Stored entries
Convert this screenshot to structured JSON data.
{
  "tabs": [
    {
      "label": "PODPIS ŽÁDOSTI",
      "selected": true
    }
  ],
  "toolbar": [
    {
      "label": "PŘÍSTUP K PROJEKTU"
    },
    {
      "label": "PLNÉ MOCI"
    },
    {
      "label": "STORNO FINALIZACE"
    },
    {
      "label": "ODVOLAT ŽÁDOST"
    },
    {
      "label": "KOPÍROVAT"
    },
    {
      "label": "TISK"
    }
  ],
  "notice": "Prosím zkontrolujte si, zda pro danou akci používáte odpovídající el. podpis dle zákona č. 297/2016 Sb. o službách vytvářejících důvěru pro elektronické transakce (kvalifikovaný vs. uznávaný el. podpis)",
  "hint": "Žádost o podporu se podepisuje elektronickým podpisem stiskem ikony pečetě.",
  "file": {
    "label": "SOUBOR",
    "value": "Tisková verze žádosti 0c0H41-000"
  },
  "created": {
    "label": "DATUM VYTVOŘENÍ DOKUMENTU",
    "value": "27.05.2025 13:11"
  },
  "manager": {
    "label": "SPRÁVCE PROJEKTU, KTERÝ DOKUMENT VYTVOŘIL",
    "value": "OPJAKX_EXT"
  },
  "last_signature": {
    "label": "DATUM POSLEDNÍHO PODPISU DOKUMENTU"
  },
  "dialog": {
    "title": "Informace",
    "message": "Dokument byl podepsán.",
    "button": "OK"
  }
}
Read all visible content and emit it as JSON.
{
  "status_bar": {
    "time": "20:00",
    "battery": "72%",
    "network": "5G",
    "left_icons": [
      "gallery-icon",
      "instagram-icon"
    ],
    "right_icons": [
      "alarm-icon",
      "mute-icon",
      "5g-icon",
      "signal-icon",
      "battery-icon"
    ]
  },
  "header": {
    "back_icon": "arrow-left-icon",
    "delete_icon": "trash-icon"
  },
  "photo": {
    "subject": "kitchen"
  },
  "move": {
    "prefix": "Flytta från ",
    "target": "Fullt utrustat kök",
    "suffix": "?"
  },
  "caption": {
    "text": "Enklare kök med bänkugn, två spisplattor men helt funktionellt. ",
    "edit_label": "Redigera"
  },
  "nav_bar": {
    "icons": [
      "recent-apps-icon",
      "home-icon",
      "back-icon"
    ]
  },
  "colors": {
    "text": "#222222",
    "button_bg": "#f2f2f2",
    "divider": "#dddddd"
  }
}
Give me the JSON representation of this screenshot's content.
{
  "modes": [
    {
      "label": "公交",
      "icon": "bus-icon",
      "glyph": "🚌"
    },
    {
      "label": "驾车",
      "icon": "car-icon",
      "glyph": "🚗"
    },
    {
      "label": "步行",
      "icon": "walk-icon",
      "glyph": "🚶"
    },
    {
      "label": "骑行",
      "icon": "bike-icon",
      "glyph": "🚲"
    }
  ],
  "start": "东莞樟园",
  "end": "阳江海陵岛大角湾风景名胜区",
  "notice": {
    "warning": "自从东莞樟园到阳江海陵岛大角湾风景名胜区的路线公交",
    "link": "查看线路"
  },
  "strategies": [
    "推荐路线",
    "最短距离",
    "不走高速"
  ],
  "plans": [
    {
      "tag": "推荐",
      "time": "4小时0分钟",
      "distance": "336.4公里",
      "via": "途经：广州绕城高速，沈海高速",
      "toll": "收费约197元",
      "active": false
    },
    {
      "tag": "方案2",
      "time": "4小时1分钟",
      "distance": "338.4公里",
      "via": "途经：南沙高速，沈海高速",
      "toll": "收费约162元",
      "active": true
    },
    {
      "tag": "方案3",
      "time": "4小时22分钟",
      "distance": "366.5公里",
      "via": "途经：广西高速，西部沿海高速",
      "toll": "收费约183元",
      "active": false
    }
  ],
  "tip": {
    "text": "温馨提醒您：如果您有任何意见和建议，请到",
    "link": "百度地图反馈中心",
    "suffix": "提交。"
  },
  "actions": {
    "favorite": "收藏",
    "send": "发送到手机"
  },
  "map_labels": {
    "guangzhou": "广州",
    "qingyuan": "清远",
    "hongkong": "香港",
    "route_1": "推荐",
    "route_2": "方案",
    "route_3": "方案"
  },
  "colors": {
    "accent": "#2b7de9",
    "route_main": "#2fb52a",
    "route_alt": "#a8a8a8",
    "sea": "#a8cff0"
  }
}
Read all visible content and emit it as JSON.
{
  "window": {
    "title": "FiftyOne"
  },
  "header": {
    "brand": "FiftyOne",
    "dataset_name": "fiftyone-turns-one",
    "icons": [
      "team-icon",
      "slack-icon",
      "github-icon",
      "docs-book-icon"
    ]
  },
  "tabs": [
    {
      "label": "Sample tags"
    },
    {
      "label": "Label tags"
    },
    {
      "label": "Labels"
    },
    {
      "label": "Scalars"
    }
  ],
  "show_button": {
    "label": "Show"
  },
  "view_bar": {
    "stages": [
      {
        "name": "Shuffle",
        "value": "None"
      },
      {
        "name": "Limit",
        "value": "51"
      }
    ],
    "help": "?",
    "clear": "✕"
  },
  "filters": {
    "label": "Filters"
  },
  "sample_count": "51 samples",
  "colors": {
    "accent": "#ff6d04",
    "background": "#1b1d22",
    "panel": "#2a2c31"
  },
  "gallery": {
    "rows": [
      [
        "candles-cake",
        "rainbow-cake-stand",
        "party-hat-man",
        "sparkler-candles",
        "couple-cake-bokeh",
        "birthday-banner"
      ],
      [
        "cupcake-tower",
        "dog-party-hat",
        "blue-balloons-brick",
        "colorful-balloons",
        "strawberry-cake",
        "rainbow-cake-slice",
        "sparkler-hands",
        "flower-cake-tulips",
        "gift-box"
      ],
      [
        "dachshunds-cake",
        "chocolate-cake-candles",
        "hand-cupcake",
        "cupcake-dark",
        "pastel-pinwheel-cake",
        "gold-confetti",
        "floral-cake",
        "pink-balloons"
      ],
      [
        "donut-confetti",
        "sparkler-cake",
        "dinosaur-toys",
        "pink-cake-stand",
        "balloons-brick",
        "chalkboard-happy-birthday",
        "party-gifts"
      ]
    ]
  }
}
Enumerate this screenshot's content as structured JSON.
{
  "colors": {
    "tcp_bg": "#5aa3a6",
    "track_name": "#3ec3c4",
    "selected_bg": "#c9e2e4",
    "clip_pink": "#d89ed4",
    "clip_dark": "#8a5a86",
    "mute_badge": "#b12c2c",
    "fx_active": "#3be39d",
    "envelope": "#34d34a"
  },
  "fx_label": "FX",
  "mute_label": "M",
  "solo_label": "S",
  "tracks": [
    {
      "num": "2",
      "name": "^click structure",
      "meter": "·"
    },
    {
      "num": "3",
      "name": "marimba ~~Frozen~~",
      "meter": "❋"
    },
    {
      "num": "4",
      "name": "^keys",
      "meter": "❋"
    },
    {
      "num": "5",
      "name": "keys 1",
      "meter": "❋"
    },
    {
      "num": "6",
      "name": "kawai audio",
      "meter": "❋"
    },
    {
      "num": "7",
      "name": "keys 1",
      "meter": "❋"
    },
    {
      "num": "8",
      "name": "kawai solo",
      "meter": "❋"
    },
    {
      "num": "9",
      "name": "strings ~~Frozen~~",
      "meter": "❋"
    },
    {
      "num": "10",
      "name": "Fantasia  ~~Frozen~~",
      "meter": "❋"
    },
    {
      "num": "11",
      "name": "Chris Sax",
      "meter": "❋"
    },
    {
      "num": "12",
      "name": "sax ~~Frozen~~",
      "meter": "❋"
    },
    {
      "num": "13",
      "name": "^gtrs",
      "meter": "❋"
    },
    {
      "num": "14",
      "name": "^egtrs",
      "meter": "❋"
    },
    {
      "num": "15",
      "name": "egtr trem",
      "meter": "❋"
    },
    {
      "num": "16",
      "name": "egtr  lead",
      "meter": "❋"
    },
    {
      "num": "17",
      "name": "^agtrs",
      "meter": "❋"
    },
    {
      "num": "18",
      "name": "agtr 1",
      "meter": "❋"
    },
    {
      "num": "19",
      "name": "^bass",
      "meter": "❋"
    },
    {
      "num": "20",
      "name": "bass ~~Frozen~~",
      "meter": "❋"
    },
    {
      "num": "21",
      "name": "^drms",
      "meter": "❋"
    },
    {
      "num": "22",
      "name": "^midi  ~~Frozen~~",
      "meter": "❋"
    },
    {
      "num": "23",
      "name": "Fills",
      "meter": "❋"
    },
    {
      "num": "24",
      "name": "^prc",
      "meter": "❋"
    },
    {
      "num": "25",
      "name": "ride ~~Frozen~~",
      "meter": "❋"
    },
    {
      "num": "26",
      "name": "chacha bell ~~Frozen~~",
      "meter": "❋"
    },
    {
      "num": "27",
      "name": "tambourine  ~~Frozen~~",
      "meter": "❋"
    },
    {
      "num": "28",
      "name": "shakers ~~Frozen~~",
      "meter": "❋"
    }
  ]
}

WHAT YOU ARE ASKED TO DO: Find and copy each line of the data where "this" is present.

RESPONSE AREA:
Convert this screenshot to structured JSON data.
Give me the JSON representation of this screenshot's content.
Enumerate this screenshot's content as structured JSON.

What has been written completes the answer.